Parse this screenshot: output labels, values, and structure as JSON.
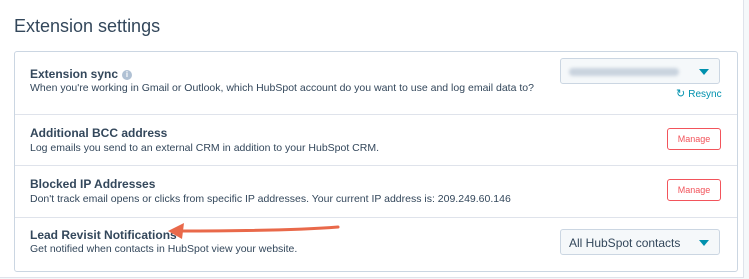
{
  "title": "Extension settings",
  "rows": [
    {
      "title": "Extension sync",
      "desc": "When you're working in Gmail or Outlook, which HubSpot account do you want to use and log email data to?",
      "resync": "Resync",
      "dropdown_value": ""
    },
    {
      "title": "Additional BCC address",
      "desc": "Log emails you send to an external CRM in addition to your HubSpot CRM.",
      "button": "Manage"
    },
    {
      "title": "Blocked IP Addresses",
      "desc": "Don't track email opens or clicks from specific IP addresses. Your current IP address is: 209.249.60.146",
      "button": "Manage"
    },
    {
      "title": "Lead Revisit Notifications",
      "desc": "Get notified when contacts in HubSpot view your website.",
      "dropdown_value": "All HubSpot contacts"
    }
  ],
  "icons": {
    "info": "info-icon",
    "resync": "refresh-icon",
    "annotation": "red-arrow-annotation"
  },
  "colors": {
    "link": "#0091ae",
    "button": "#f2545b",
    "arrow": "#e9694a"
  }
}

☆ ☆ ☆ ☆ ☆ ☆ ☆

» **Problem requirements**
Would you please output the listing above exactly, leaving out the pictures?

» **Response below**
Parse this screenshot: output labels, values, and structure as JSON.
{
  "title": "Extension settings",
  "rows": [
    {
      "title": "Extension sync",
      "desc": "When you're working in Gmail or Outlook, which HubSpot account do you want to use and log email data to?",
      "resync": "Resync",
      "dropdown_value": ""
    },
    {
      "title": "Additional BCC address",
      "desc": "Log emails you send to an external CRM in addition to your HubSpot CRM.",
      "button": "Manage"
    },
    {
      "title": "Blocked IP Addresses",
      "desc": "Don't track email opens or clicks from specific IP addresses. Your current IP address is: 209.249.60.146",
      "button": "Manage"
    },
    {
      "title": "Lead Revisit Notifications",
      "desc": "Get notified when contacts in HubSpot view your website.",
      "dropdown_value": "All HubSpot contacts"
    }
  ],
  "icons": {
    "info": "info-icon",
    "resync": "refresh-icon",
    "annotation": "red-arrow-annotation"
  },
  "colors": {
    "link": "#0091ae",
    "button": "#f2545b",
    "arrow": "#e9694a"
  }
}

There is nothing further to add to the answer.